Ponderosa and Bonanza were strikingly similar, with names and theming inspired by the same TV show, similar menus of bargain priced, lower grade steaks, and the same cafeteria style ordering system designed to reduce overhead and keep prices low. Both brands experienced the normal ups and downs over the years due to fluctuating economies and beef prices. In 1988 Bonanza was acquired by Metromedia Group, who also owned Bennigan’s and Steak and Ale at the time. Metromedia would go on to acquire Ponderosa in 1997 and effectively merge it with Bonanza, rendering the already similar chains basically identical in all but name. Metromedia went through Chapter 11 bankruptcy in 2008, and emerged as Homestyle Dining LLC with both the Ponderosa and Bonanza brands, in tact if diminished. Ponderosa-Bonanza was recently sold off to a new corporate parent, FAT Brands. 

Remind me to buy that '80s cactus when this place goes out of business. 

Vintage arcade machines, note the Pac Man table in the background.



Believe it or not, this is a NEW menu board.

I don’t have many memories of Ponderosa/Bonanza growing up. (We were a Western Sizzlin’ family.) It had been at least a decade since I had eaten at one when I learned that the Dearborn Heights, Michigan Ponderosa, itself a former Bonanza, was the last operating location in Metro Detroit. Upon learning that, I began eating lunch there occasionally. The building itself has seen better days. Decor is dated and sparse.
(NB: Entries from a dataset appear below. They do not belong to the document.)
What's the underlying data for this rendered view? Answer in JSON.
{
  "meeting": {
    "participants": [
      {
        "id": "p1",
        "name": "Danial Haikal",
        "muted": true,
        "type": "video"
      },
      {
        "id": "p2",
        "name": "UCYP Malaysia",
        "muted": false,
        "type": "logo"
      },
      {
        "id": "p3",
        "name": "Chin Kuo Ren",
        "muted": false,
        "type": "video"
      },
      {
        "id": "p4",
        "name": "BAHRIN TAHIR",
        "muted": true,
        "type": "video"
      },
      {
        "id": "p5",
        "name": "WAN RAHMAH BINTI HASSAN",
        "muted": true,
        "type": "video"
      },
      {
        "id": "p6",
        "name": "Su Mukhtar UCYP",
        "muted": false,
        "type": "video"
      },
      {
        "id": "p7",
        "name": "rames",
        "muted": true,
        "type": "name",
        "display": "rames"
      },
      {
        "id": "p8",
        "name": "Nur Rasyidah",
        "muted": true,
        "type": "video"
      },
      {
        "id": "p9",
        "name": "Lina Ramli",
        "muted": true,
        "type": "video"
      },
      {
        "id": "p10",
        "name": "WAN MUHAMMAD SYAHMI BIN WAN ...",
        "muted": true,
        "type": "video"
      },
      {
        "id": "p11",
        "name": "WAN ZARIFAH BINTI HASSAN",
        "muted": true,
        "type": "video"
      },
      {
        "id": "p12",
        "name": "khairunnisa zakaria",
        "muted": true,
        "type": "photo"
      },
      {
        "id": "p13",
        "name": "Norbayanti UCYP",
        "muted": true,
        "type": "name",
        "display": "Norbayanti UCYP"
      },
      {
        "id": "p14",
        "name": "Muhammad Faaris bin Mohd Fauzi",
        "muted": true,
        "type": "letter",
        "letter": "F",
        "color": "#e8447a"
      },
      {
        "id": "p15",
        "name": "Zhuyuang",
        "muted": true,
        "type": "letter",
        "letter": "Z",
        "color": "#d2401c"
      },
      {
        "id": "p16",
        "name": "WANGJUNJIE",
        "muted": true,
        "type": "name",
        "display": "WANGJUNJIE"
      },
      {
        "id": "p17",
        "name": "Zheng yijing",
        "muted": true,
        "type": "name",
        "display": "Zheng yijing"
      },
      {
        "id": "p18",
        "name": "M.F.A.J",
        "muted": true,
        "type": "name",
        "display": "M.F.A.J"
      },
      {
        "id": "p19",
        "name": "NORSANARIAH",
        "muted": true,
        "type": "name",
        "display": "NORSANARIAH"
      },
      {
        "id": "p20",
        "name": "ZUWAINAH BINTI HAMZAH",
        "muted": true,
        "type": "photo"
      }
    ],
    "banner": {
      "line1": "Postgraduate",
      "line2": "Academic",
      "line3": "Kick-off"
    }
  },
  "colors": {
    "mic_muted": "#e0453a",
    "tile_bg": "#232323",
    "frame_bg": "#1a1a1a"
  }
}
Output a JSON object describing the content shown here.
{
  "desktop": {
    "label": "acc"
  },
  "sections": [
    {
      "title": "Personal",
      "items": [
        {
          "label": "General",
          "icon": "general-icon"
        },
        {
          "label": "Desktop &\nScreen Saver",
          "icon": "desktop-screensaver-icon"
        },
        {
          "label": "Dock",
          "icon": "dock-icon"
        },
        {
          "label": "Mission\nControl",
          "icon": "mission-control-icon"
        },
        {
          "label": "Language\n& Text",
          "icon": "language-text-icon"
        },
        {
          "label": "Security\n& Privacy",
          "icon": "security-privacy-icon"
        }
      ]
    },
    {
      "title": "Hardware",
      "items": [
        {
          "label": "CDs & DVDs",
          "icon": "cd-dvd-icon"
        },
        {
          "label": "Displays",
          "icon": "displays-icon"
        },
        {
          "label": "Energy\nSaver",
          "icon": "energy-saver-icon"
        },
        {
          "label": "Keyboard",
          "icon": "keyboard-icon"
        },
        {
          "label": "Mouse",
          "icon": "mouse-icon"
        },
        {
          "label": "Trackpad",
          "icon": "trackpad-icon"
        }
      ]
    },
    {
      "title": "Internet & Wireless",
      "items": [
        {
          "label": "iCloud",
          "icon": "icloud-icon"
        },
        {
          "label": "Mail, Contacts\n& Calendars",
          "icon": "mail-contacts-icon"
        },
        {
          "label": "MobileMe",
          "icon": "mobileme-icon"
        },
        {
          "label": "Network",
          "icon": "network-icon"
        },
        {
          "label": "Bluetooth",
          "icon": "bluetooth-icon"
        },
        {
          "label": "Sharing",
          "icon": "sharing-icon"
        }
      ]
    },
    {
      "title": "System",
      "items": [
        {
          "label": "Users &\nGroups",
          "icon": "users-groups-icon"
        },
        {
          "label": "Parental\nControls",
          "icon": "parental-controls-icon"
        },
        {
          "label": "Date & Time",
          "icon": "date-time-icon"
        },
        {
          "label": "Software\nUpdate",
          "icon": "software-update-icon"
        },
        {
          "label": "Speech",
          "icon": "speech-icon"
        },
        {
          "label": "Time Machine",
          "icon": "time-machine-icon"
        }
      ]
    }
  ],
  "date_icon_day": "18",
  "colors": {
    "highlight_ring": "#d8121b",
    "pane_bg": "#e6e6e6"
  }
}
Exposed wiring powers hastily-installed accent lighting and menu board lights. Most of the tiles in the drop ceiling are water stained. Entree prices have crept up to Outback/Longhorn level pricing, yet patrons still order at the counter upon walking in as they did 50+ years ago. Still, the place is clean and the staff is friendly, so I keep coming back.

When I eat at the Dearborn Heights Ponderosa, I get the lunch buffet. It’s ten bucks and change for all you can eat, a couple bucks more if you’re drinking something other than water. There’s a passable salad bar, a medium sized selection of hot foods, plus a dessert bar. The food is on par with most other buffets you’re likely to encounter, but there isn’t much variety. I think if a Golden Corral were to open across the street this Ponderosa would be out of business within a week. Still, the buffet and appeal of the retro brand is decent enough to keep me coming back. The old arcade machines don't hurt either. This location, and the fact that Ponderosa/Bonanza was recently acquired by FAT Brands (owners of the international Fatburger chain) got me curious as to the state of the whole Ponderosa-Bonanza chain. This curiosity and a lack of anything better to do prompted me to road trip to eat at a few different Ponderosas to get a feel for the state of the entire chain and see just how much work FAT Brands has ahead of them. My next entry or two will be all about Ponderosa.

Sorry Bonanza fans. I won’t make it to any Bonanza locations this trip, but Bonanza is on my list of places to visit in the future.